I suspect that if Trump loses this year’s Presidential election — and it’s looking more likely every day that that will indeed happen — his supporters will be looking for the person who can be to Trump what Reagan was to Goldwater: the articulate spokesperson who can put the smiling face on Trump’s ideology (to the extent he has one — one of the most scary things about Trump is that he doesn’t seem to have any consistent ideology, taking his positions on impulse and not being too concerned about whether what he’s saying today is consistent with what he said yesterday — Reagan may have done a political 180° from his youth as a New Deal Democrat to the Right-wing Republican he became later, but at least he had a coherent conversion narrative: “This is what I believed then, this is what I believe now, and this is why I changed”) and ultimately lead it to victory. There don’t seem to be any people in the Republican party — or even outside it — who could fill that bill: the idea that their current GOP can find their savior who delivers a last-minute TV appeal for Trump on the order of Reagan’s 1964 election-eve speech “A Time for Choosing” and thereby mark himself (or herself) as the Trump lama is hard to believe.
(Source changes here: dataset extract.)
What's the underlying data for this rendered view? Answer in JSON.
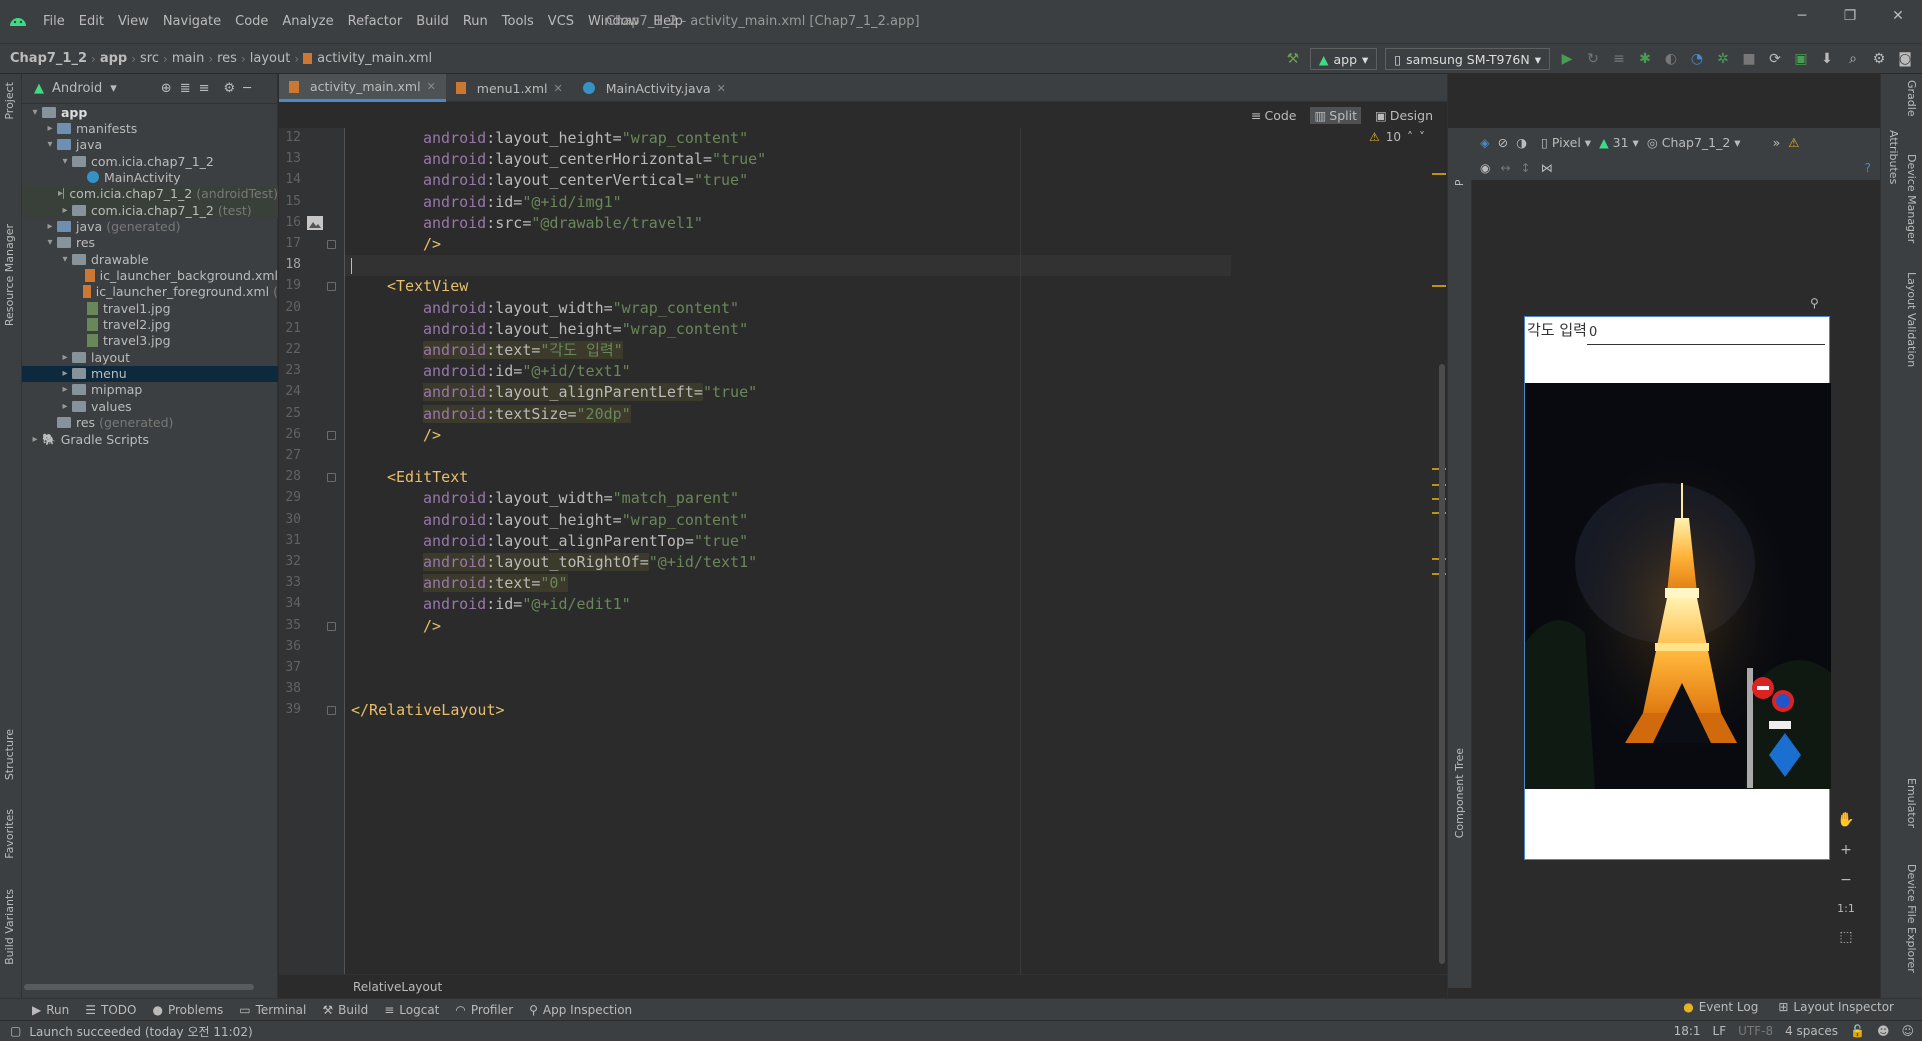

The Republican Right has become so bitter, at least in part because of the contrast between the number of elections they’ve won and the little they’ve actually been able to achieve in terms of lasting social change, it seems the only spokespeople they throw up these days are full of bile and venom (there’s a reason not only why Trump won the Republican nomination this year but the second-place finisher was the equally bilious and hateful Ted Cruz) and there’s little indication that the Republican Right has a “second Reagan” waiting in the wings somewhere — but stranger things have happened.